One of the most frequent questions I hear asked with regards to cardio is “how do I know if I’m working hard enough?” Despite the number of times I’ve heard people ask this the answer is almost never the same.
The biggest hurdle on the road to answering such a question is personal fitness level. Everyone’s fitness level is unique in a multitude of different ways, and training goals should be equally varied. As you spend more and more time training your own experience will quickly trump any advice you can find in a blog or forum post, but beginners can benefit greatly from some general guidelines regarding early training concerns.
(Or, “The Couch-to-5k’er”)
To be concise: just finish. If you’re brand new to cardio training you should have one goal and one goal only; to complete your desired run time without having to walk. 20 minutes is a good starting goal, so aim for something around there. Once you can run 20 minutes without stopping, you can start to worry about speed and distance. Until then, just work towards getting comfortable with an easy 20 minutes 3 or so times a week.
Once you are able to spend 20 minutes running 3 times a week you can start to concern yourself with distance a bit more. Evaluate your goals and pick a distance to train for. Most people start with 5 or 10km runs as their goals, since many “fun runs” (which are popular reasons to start training) are one of those two distances.
At this point your training does not need to be too structured (although it you work better with strict structure that’s fine, and there are about a million training plans on google you can use) as you should mostly be trying to simply add a bit of distance each week until you can complete your target run without stopping. Once you can run at least 5km without a walk-break it’s time to switch gears a bit and take our first real look at intensity.
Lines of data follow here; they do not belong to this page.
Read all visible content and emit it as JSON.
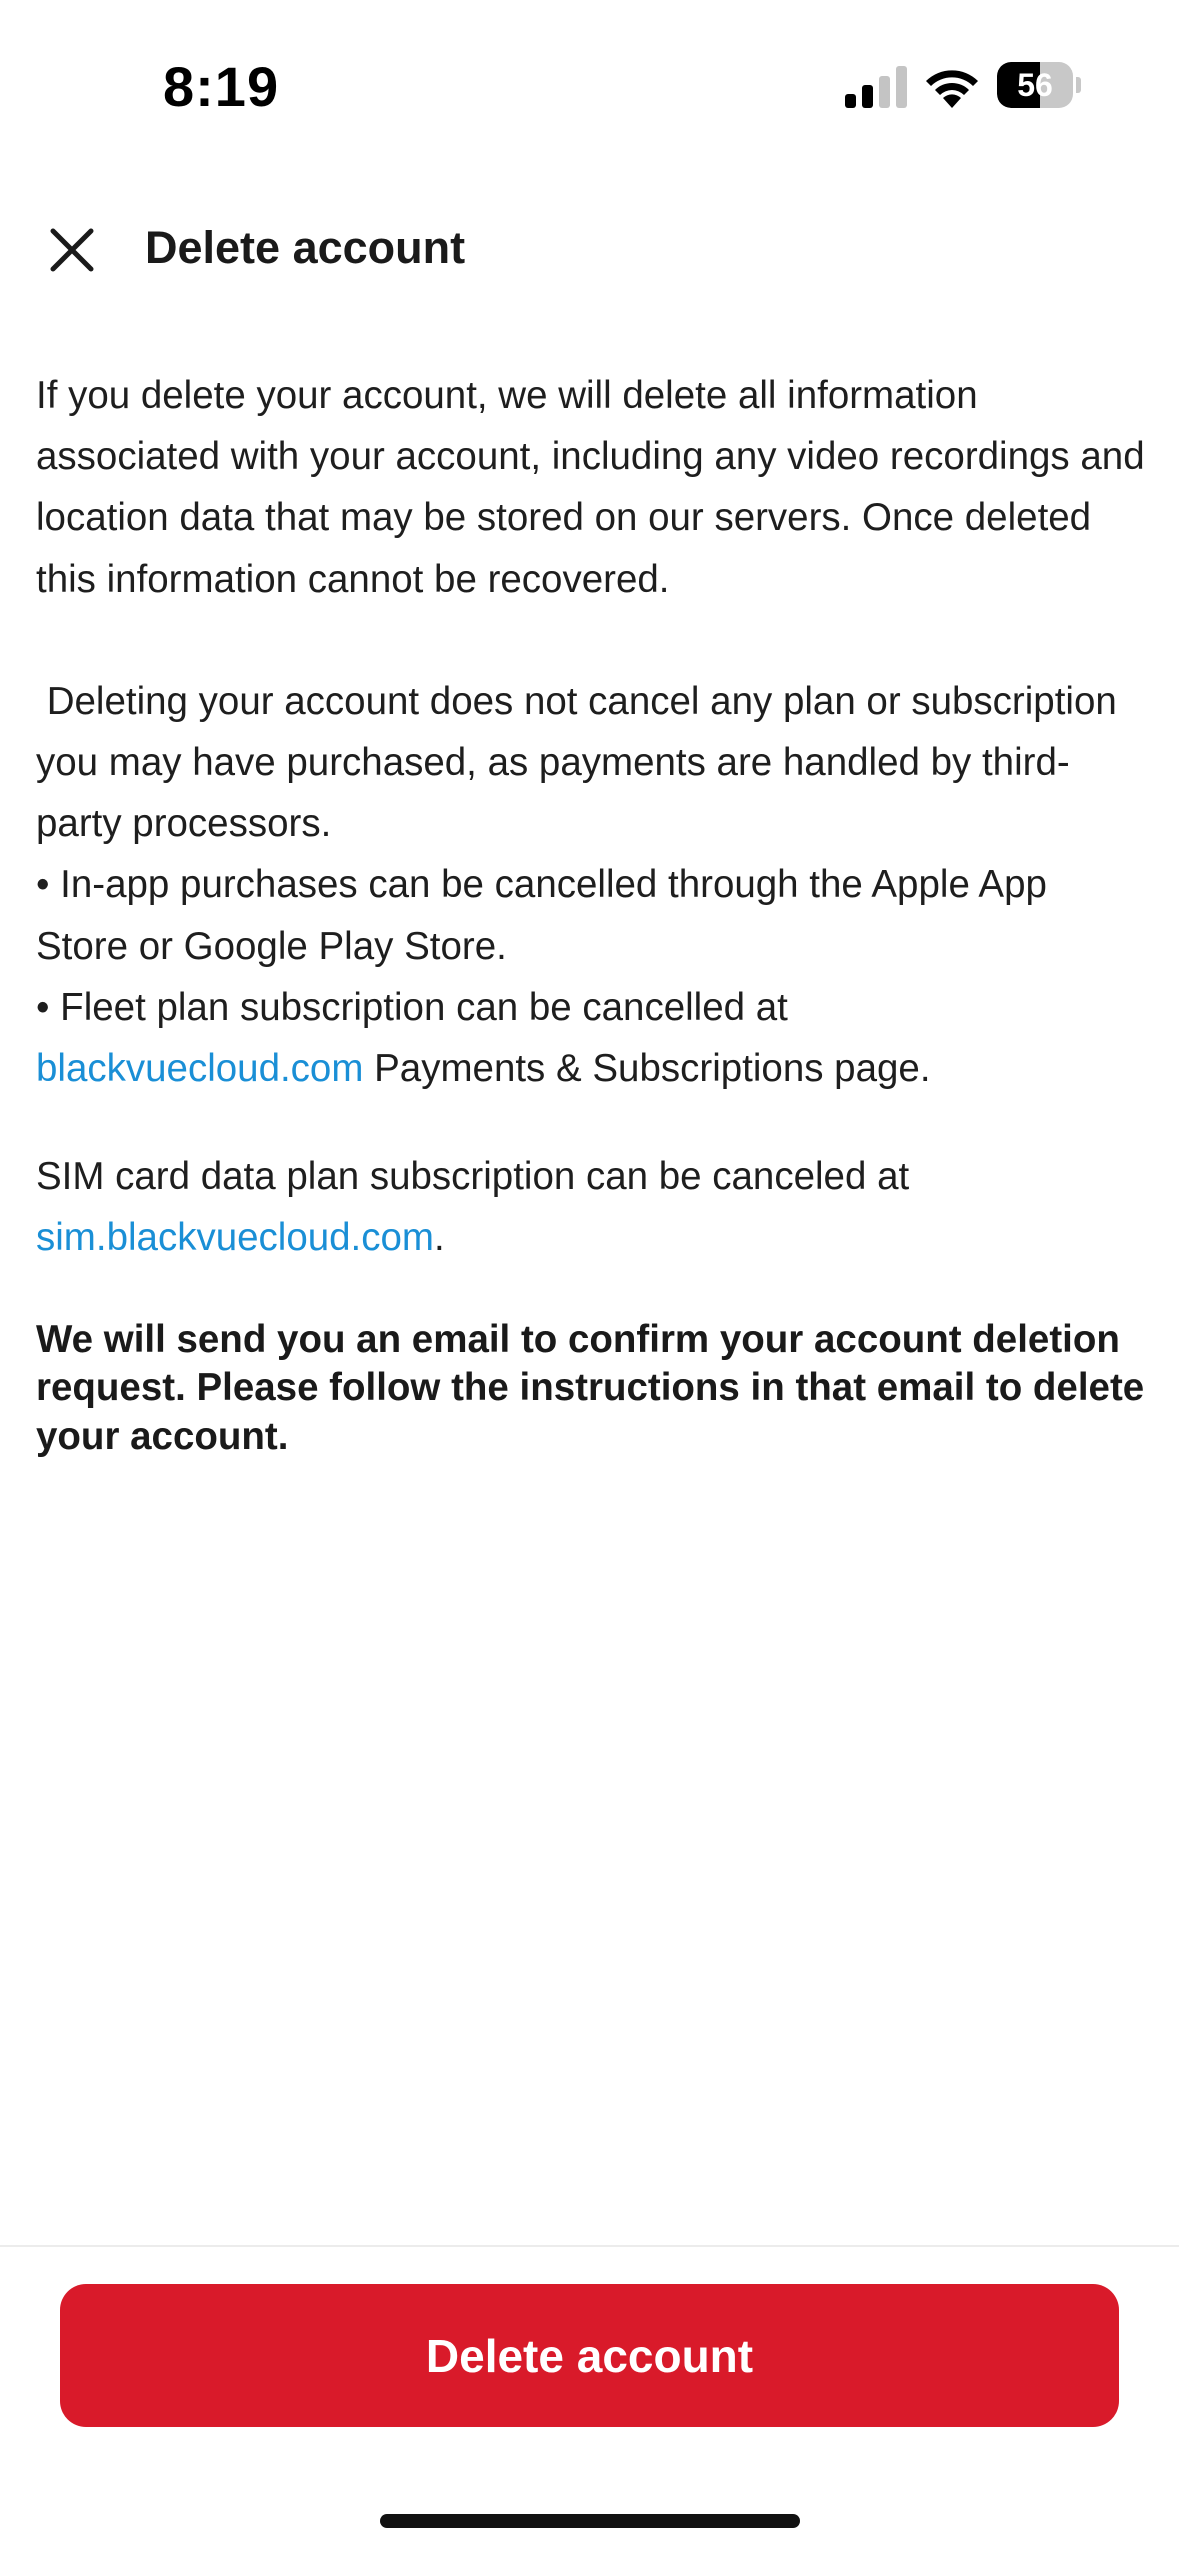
{
  "status_bar": {
    "time": "8:19",
    "battery_level": "56",
    "battery_fraction": 0.56,
    "icons": [
      "signal-icon",
      "wifi-icon",
      "battery-icon"
    ]
  },
  "header": {
    "title": "Delete account",
    "close_icon": "close-icon"
  },
  "content": {
    "p1": "If you delete your account, we will delete all information associated with your account, including any video recordings and location data that may be stored on our servers. Once deleted this information cannot be recovered.",
    "p2": " Deleting your account does not cancel any plan or subscription you may have purchased, as payments are handled by third-party processors.",
    "bullet1": "• In-app purchases can be cancelled through the Apple App Store or Google Play Store.",
    "bullet2_prefix": "• Fleet plan subscription can be cancelled at",
    "bullet2_link": "blackvuecloud.com",
    "bullet2_suffix": " Payments & Subscriptions page.",
    "sim_prefix": "SIM card data plan subscription can be canceled at",
    "sim_link": "sim.blackvuecloud.com",
    "sim_suffix": ".",
    "confirm_note": "We will send you an email to confirm your account deletion request. Please follow the instructions in that email to delete your account."
  },
  "footer": {
    "delete_button_label": "Delete account"
  },
  "colors": {
    "accent_red": "#d91a2a",
    "link_blue": "#1a8fd6",
    "text": "#1e1e1e"
  }
}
Once you’re able to comfortably run 5km you can start to concern yourself with just how fast you’re running, and how hard you’re working. Up until now we’ve mostly been working on getting you comfortable with regular cardio, and creating a base fitness level so that you are physically ready to start working your body a bit more strenuously.
If I had to put your new training philosophy into a single ‘googleable’ phrase I’d pick “anaerobic threshold.” Your anaerobic threshold is the point at which your body switches from aerobic to anaerobic work. That is to say, the point at which your body can no longer supply sufficient oxygen to your muscles to allow them to continue working at their current level of intensity. If you’re below this threshold you can keep working as long as your fuel stores, (and willpower!) hold out. Train above it and it is simply a matter of time until you are forced to stop due to a lack of oxygen (and/or an excess of waste) in your muscles.
What does this mean? To put it simply, it means run as hard as you can maintain for the entire duration of your run. Finding the sweet spot where you can keep working through the burning legs and lungs takes time, so don’t try and force it too soon. The delicate balancing act of playing chicken you’re your anaerobic threshold requires practice, and paying keen attention to the feedback your body is giving you. Take your time and work towards maintaining that just-under-the-wire feeling for longer and longer. It takes a lot of guts, but more than that it required patience and care to avoid hurting yourself.
Not a runner? Not a problem!
The same principals apply to all forms of cardio, just with sport-specific time and distance goals. Practice the kind of cardio you enjoy and want to get better at, and with time you will see similar cardiovascular growth. Swimming, biking, running, hiking, whatever works for you; it’s all good!
Just remember, start by getting comfortable with a moderate time frame for the exercise. Once you feel good doing a bit of work a few times a week, find a good goal distance for your sport. Once you can finish that distance you will have a reasonably resilient body, and you can start looking at intensity to improve the quality of your workouts.